Gary Neal's resume reads like one of a man who owes a lot to second chances. He played college basketball at two schools and bounced around Europe before catching on as a 26-year-old rookie for the San Antonio Spurs. But Neal doesn't see it that way.
"I don't like to say 'second chance' because second chance means something went wrong," Neal said recently. "For a second chance, you have to be eliminated. I wasn't eliminated from anything."
He certainly came close. But now, in his first NBA season, the former Aberdeen High, Calvert Hall and Towson University star has come off the bench and helped the Spurs to the league's best record, 51-12. Neal had a team-high 15 points, seven rebounds and four assists in Sunday's 99-83 loss to the Los Angeles Lakers.
His play this season earned him a spot in the Rookie-Sophomore Game during the NBA's All-Star Weekend.
Neal scored 20 points as the Rookie squad beat the Sophomores, 148-140, though John Wall and DeMarcus Cousins took the headlines. But those players were groomed as stars in their one season at Kentucky. Neal isn't that kind of rookie.
"He plays more like a seasoned vet," Spurs teammate Matt Bonner said after Neal scored 16 points in a 118-94 rout of the Washington Wizards last month.
That seasoning came on a path to the NBA that was neither traditional nor ideal. Neal enjoyed his time overseas, playing on four teams in three countries, but always strove for the NBA.
"I wish I just never had to go over there," Neal said. "I wish I could have just gone right to the NBA, but everything happens for a reason. I tried to make the best of it."
Neal was realistic about his chances to play in the NBA right out of Towson, despite finishing fourth in the nation in scoring his senior year with 25 points per game.
He shot the ball poorly at the 2007 Portsmouth (Va.) Invitational Tournament, a four-day pre-draft tournament involving the nation's top 64 seniors that represented Neal's best chance to catch on with an NBA team. He had private workouts with a few teams, including the Wizards and Boston Celtics, but went undrafted.
At one workout, Celtics executive Leo Papile told Neal's agent, David Bauman, that Neal would be an instant-offense type player off the bench in the NBA.
"That's what he's been for the Spurs," Bauman said.
The long road back
But before Papile's prophecy could come true, Neal had to shed the stigma of his past to catch on in Europe. Bauman was surprised how difficult it was to get Neal that first job overseas.
European coaches who didn't know Neal took to the Internet.
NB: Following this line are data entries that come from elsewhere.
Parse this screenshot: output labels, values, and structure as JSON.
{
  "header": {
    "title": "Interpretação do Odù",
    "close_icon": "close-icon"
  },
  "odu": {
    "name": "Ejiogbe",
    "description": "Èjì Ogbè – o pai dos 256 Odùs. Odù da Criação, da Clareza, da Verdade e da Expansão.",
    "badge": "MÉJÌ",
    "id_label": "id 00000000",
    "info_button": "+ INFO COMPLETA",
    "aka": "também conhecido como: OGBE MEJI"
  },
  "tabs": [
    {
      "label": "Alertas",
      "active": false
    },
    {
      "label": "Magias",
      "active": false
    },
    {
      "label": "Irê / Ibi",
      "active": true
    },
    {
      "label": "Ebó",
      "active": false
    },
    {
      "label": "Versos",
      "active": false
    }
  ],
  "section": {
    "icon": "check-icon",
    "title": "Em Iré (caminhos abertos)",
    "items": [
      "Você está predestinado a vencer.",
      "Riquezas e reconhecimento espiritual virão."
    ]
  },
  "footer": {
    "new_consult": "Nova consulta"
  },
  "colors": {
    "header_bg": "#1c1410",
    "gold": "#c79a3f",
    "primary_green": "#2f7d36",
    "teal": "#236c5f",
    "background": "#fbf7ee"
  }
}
A search of his name called up reports of the scandal that chased Neal from La Salle University, where he was the leading scorer for two seasons and the 2003 Atlantic-10 Rookie of the Year.
In summer 2004, Neal was accused of sexually assaulting a female counselor after a night of drinking at a summer basketball camp in Philadelphia. He was acquitted, but the label that comes with such a trial was hard to shed.
Ultimately, he took a humbling deal worth about $55,000 with small Turkish club Pinar Karsiyaka. Neal averaged 23.6 points in 19 games in Turkey, enough to warrant a big-money transfer to European giant Barcelona.
Neal played well in a limited role for Barcelona and the following summer signed a two-year deal with Italian powerhouse Benetton Treviso that increased his initial European salary tenfold. He averaged 16.8 points in two seasons in Italy.
European basketball paid the bills, but Neal said he always wanted to play in America. He got that chance in July when the Spurs invited him to play for their Summer League team in Las Vegas.
Most players of Neal's European pedigree would turn down such an offer, which was essentially a tryout. According to his agent, Neal already had an offer for this season from Israeli power Maccabi Tel Aviv, as well as a team in Moscow and several in Spain. Instead of taking more money in Europe, Neal embraced the chance to prove himself in the United States.
In five games, he averaged 16 points and made 17 of 34 3-point attempts. On July 22, four days after scoring 25 points in the Summer League finale, he signed a three-year deal for just over the league minimum of $472,500, a pay cut from his expected European haul.
General manager R.C. Buford said any discussions about Neal's past would stay internal, but the Spurs were satisfied that Neal would fit in both on and off the court. He immediately began working with the veteran-laden team in San Antonio, and by training camp was already comfortable with the Spurs.
Neal has come off the bench for the Spurs this season, scoring 9.3 points and playing 20.3 minutes per game, utilizing what Towson coach Pat Kennedy believes is his biggest strength.